ECONOMYNEXT – Sri Lanka’s state minister of finance Shehan Semasinghe has defended a costly salary hike for state sector workers, arguing that the government did not resort to the “populist” measure of raising salaries from January.
“Despite the potential for engaging in populist measures, such as raising government employee salaries from January, the government pursued a correct course of action,” Semasinghe was quoted as saying in a statement by the president’s office.
“The decision was made with the foresight and responsibility to prevent undue economic pressure on the country.

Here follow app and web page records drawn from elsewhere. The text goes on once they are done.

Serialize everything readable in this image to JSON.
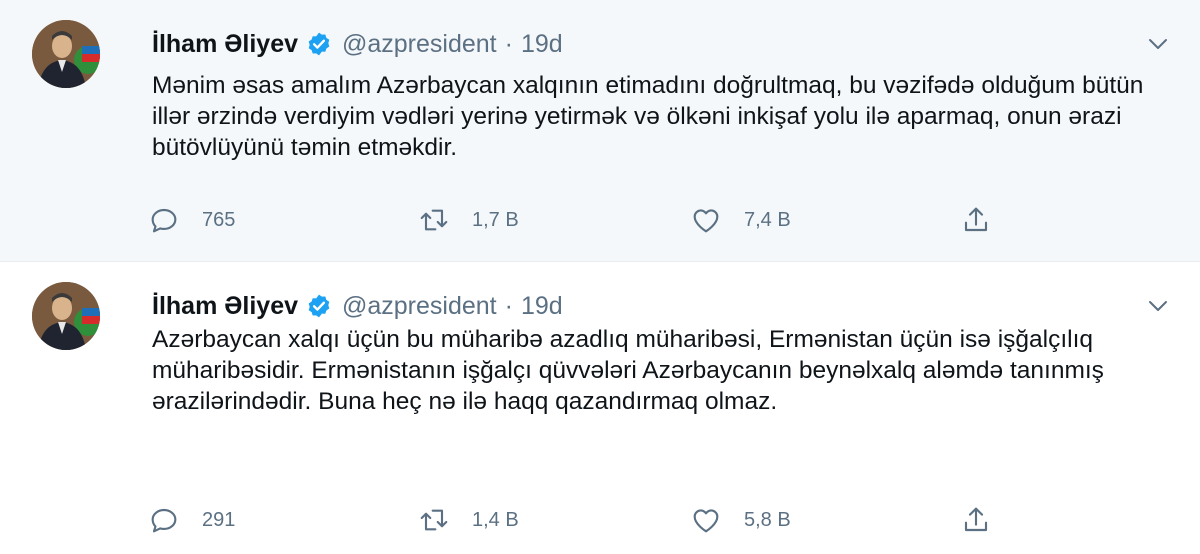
{
  "colors": {
    "text": "#0f1419",
    "muted": "#5b7083",
    "verified": "#1da1f2",
    "highlight_bg": "#f5f8fa"
  },
  "tweets": [
    {
      "author_name": "İlham Əliyev",
      "handle": "@azpresident",
      "separator": "·",
      "time": "19d",
      "text": "Mənim əsas amalım Azərbaycan xalqının etimadını doğrultmaq, bu vəzifədə olduğum bütün illər ərzində verdiyim vədləri yerinə yetirmək və ölkəni inkişaf yolu ilə aparmaq, onun ərazi bütövlüyünü təmin etməkdir.",
      "replies": "765",
      "retweets": "1,7 B",
      "likes": "7,4 B"
    },
    {
      "author_name": "İlham Əliyev",
      "handle": "@azpresident",
      "separator": "·",
      "time": "19d",
      "text": "Azərbaycan xalqı üçün bu müharibə azadlıq müharibəsi, Ermənistan üçün isə işğalçılıq müharibəsidir. Ermənistanın işğalçı qüvvələri Azərbaycanın beynəlxalq aləmdə tanınmış ərazilərindədir. Buna heç nə ilə haqq qazandırmaq olmaz.",
      "replies": "291",
      "retweets": "1,4 B",
      "likes": "5,8 B"
    }
  ]
}
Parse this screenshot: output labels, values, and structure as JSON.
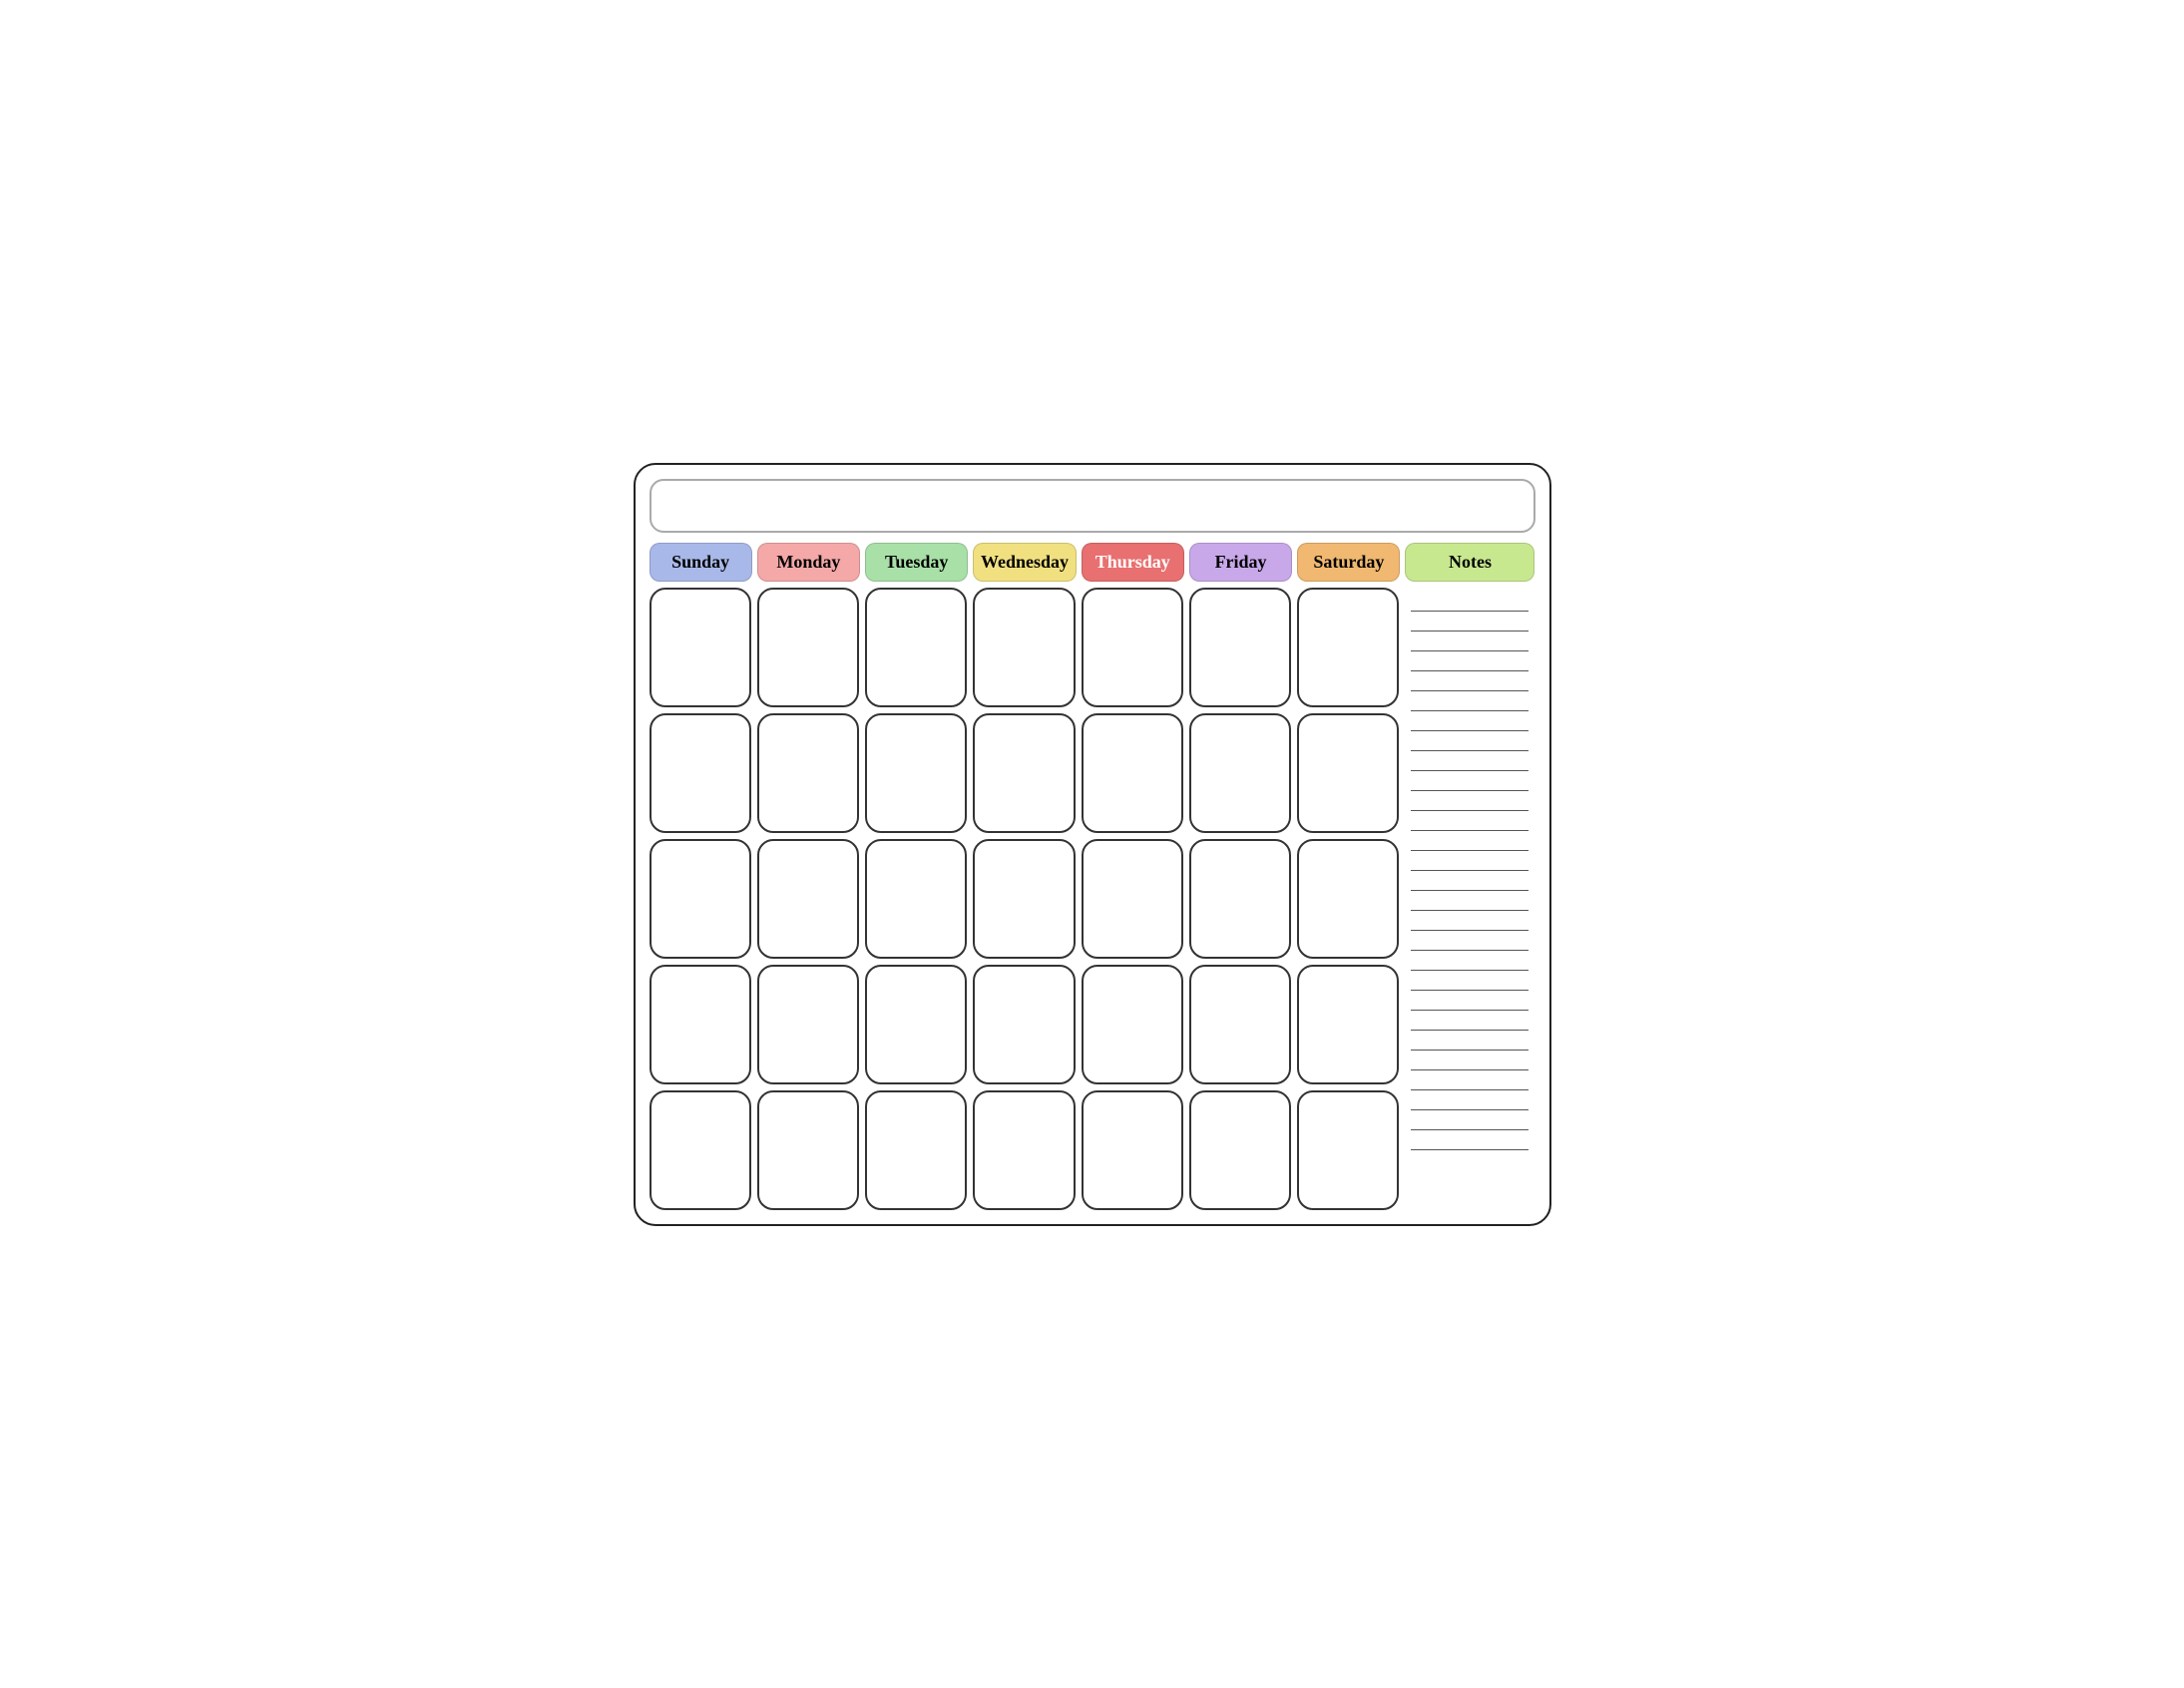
{
  "calendar": {
    "title": "",
    "headers": [
      {
        "id": "sunday",
        "label": "Sunday",
        "class": "day-sunday"
      },
      {
        "id": "monday",
        "label": "Monday",
        "class": "day-monday"
      },
      {
        "id": "tuesday",
        "label": "Tuesday",
        "class": "day-tuesday"
      },
      {
        "id": "wednesday",
        "label": "Wednesday",
        "class": "day-wednesday"
      },
      {
        "id": "thursday",
        "label": "Thursday",
        "class": "day-thursday"
      },
      {
        "id": "friday",
        "label": "Friday",
        "class": "day-friday"
      },
      {
        "id": "saturday",
        "label": "Saturday",
        "class": "day-saturday"
      },
      {
        "id": "notes",
        "label": "Notes",
        "class": "day-notes"
      }
    ],
    "rows": 5,
    "cols": 7,
    "notes_lines": 28
  }
}
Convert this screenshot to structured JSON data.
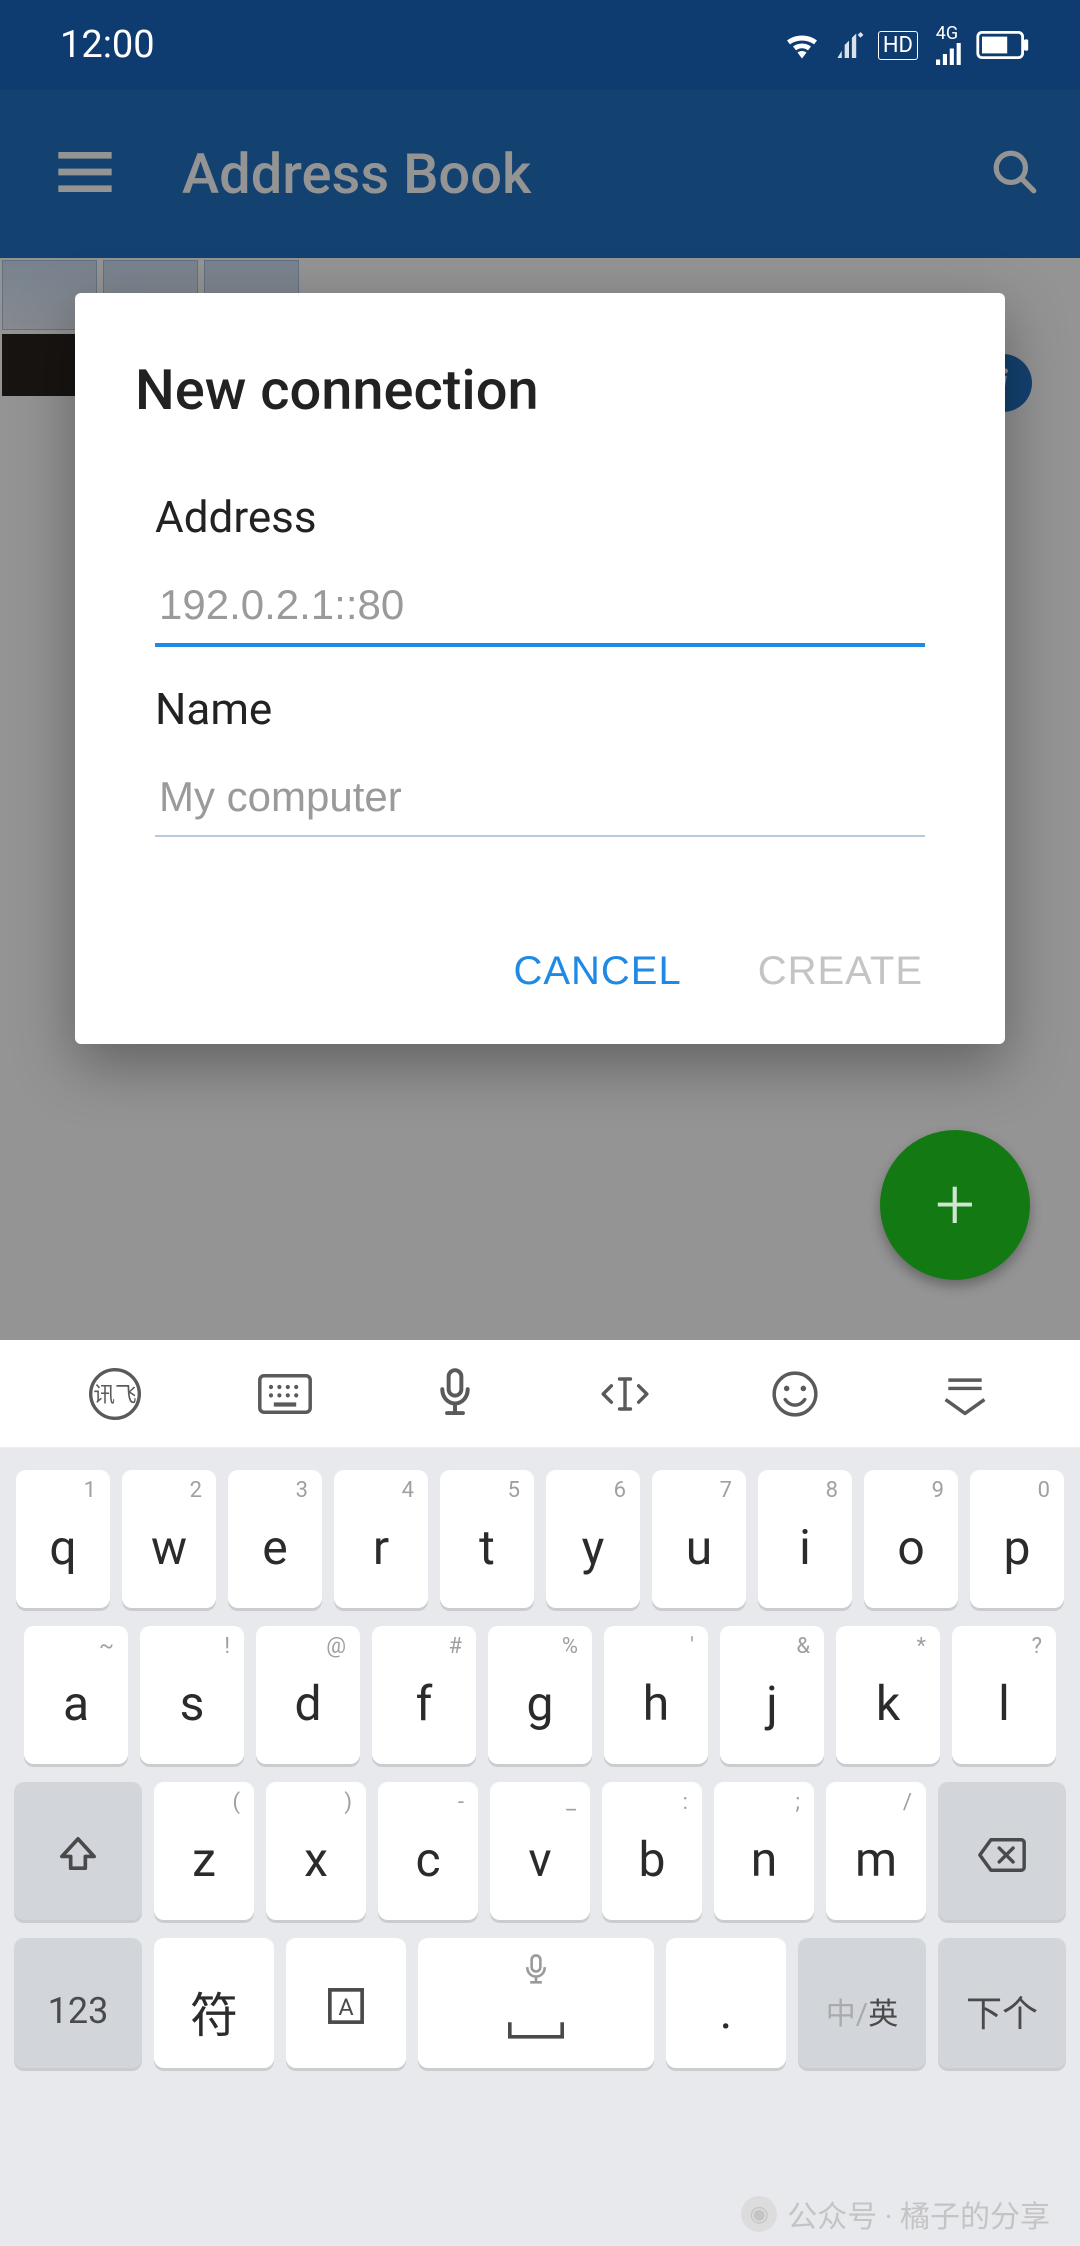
{
  "status": {
    "time": "12:00",
    "network_label": "4G",
    "hd_label": "HD"
  },
  "appbar": {
    "title": "Address Book"
  },
  "fab": {
    "plus": "+"
  },
  "badge": {
    "label": "i"
  },
  "dialog": {
    "title": "New connection",
    "address_label": "Address",
    "address_placeholder": "192.0.2.1::80",
    "address_value": "",
    "name_label": "Name",
    "name_placeholder": "My computer",
    "name_value": "",
    "cancel": "CANCEL",
    "create": "CREATE"
  },
  "keyboard": {
    "row1": [
      {
        "sup": "1",
        "main": "q"
      },
      {
        "sup": "2",
        "main": "w"
      },
      {
        "sup": "3",
        "main": "e"
      },
      {
        "sup": "4",
        "main": "r"
      },
      {
        "sup": "5",
        "main": "t"
      },
      {
        "sup": "6",
        "main": "y"
      },
      {
        "sup": "7",
        "main": "u"
      },
      {
        "sup": "8",
        "main": "i"
      },
      {
        "sup": "9",
        "main": "o"
      },
      {
        "sup": "0",
        "main": "p"
      }
    ],
    "row2": [
      {
        "sup": "~",
        "main": "a"
      },
      {
        "sup": "!",
        "main": "s"
      },
      {
        "sup": "@",
        "main": "d"
      },
      {
        "sup": "#",
        "main": "f"
      },
      {
        "sup": "%",
        "main": "g"
      },
      {
        "sup": "'",
        "main": "h"
      },
      {
        "sup": "&",
        "main": "j"
      },
      {
        "sup": "*",
        "main": "k"
      },
      {
        "sup": "?",
        "main": "l"
      }
    ],
    "row3": [
      {
        "sup": "(",
        "main": "z"
      },
      {
        "sup": ")",
        "main": "x"
      },
      {
        "sup": "-",
        "main": "c"
      },
      {
        "sup": "_",
        "main": "v"
      },
      {
        "sup": ":",
        "main": "b"
      },
      {
        "sup": ";",
        "main": "n"
      },
      {
        "sup": "/",
        "main": "m"
      }
    ],
    "bottom": {
      "num": "123",
      "sym": "符",
      "dot": ".",
      "ime": "中/英",
      "next": "下个"
    }
  },
  "watermark": {
    "text": "公众号 · 橘子的分享"
  }
}
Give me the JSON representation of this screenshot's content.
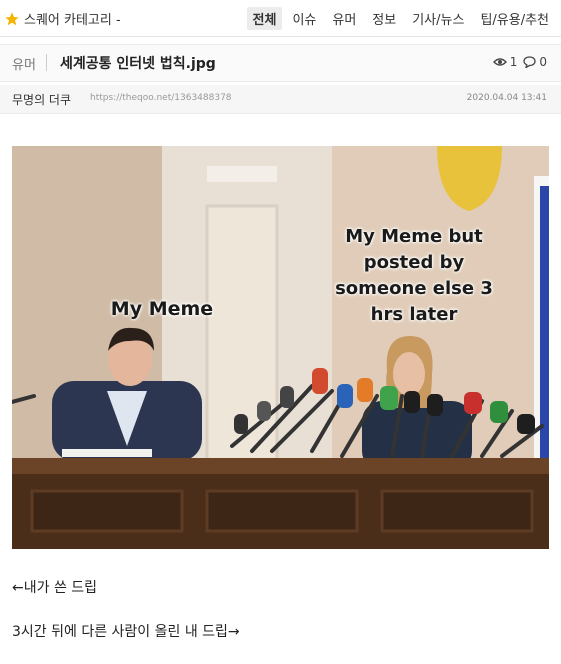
{
  "header": {
    "category_label": "스퀘어 카테고리 -",
    "category_icon": "star-icon",
    "nav": [
      {
        "label": "전체",
        "active": true
      },
      {
        "label": "이슈",
        "active": false
      },
      {
        "label": "유머",
        "active": false
      },
      {
        "label": "정보",
        "active": false
      },
      {
        "label": "기사/뉴스",
        "active": false
      },
      {
        "label": "팁/유용/추천",
        "active": false
      }
    ]
  },
  "post": {
    "board": "유머",
    "title": "세계공통 인터넷 법칙.jpg",
    "views": "1",
    "comments": "0",
    "author": "무명의 더쿠",
    "url": "https://theqoo.net/1363488378",
    "date": "2020.04.04 13:41",
    "image": {
      "caption_left": "My Meme",
      "caption_right": "My Meme but posted by someone else 3 hrs later"
    },
    "body_lines": [
      "←내가 쓴 드립",
      "3시간 뒤에 다른 사람이 올린 내 드립→"
    ]
  },
  "colors": {
    "accent_star": "#f5b400",
    "wall": "#d9c7b5",
    "column": "#e9e2d8",
    "table": "#5b3a22"
  }
}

These initiatives were executed under the direct guidance of the president, demonstrating a commitment to prudent economic management and sustainable policies,” he said.
The state minister was speaking to journalists at a budget discussion on Tuesday November 14, following President and Finance Minister Ranil Wickremesinghe’s budget presentation the previous day.
The budget proposals included a 10,000-rupee salary hike for government workers by increasing the present cost of living allowance to 17,800 rupees.
To give higher salaries more taxes have to be raised, since money printing and more borrowings could no longer be done, Wickremesinghe told parliament on Monday during his budget speech.
As a result, payments will be given from April as tax revenues come in, he said, adding that arrears will be settled from October in six monthly installments.
The cost of living allowance of state pensioners will also be raised by 2,500 rupees 3,525 per month.
Pensions payments would go up to 401 billion rupees in 2024.
Semasinghe said Sri Lanka anticipates 1.8 percent economic growth for the year 2024.
Particular emphasis will be placed on the advancement of small and medium enterprises as part of this overarching objective of “fostering a robust economy during this period”, he said.
“The 2024 budget is crafted with a strategic focus on alleviating the debt burden, aiming to reduce it from 128 percent to 95 percent. Concurrently, efforts are directed towards diminishing the financial requirement from 34.6 percent to 13 percent and curtailing foreign debt servicing from the current 9.4 percent to 4.5 percent,” a statement from the president’s office quoted the state minister as saying.
The government’s focus lies on meeting the primary requisites of state revenue amounting to 4,127 billion rupees, managing state expenditures totalling 6,978 billion rupees, and addressing a budget deficit of 2,851 billion rupees, he said.
“In response to the prevailing economic challenges, the government’s approach involves providing essential stimulus to reinvigorate the economy. This involves targeted measures in areas that have garnered attention and commentary from various stakeholders over the past few months. The commitment lies in addressing the economic crisis by proactively responding to identified concerns and fostering sustainable economic recovery,” said Semasinghe.
Aligned with the objectives outlined in this year’s budget, the government is diligently pursuing key targets as elucidated in the domestic debt restructuring programme, he said.
“The successful conclusion of the domestic debt optimisation programme has laid the groundwork for the on-going efforts in bilateral foreign debt restructuring. As we navigate this process, we hold the expectation that these strategic initiatives will pave the way for securing the second installment from the International Monetary Fund (IMF),” said Semasinghe. (Colombo/Nov15/2023)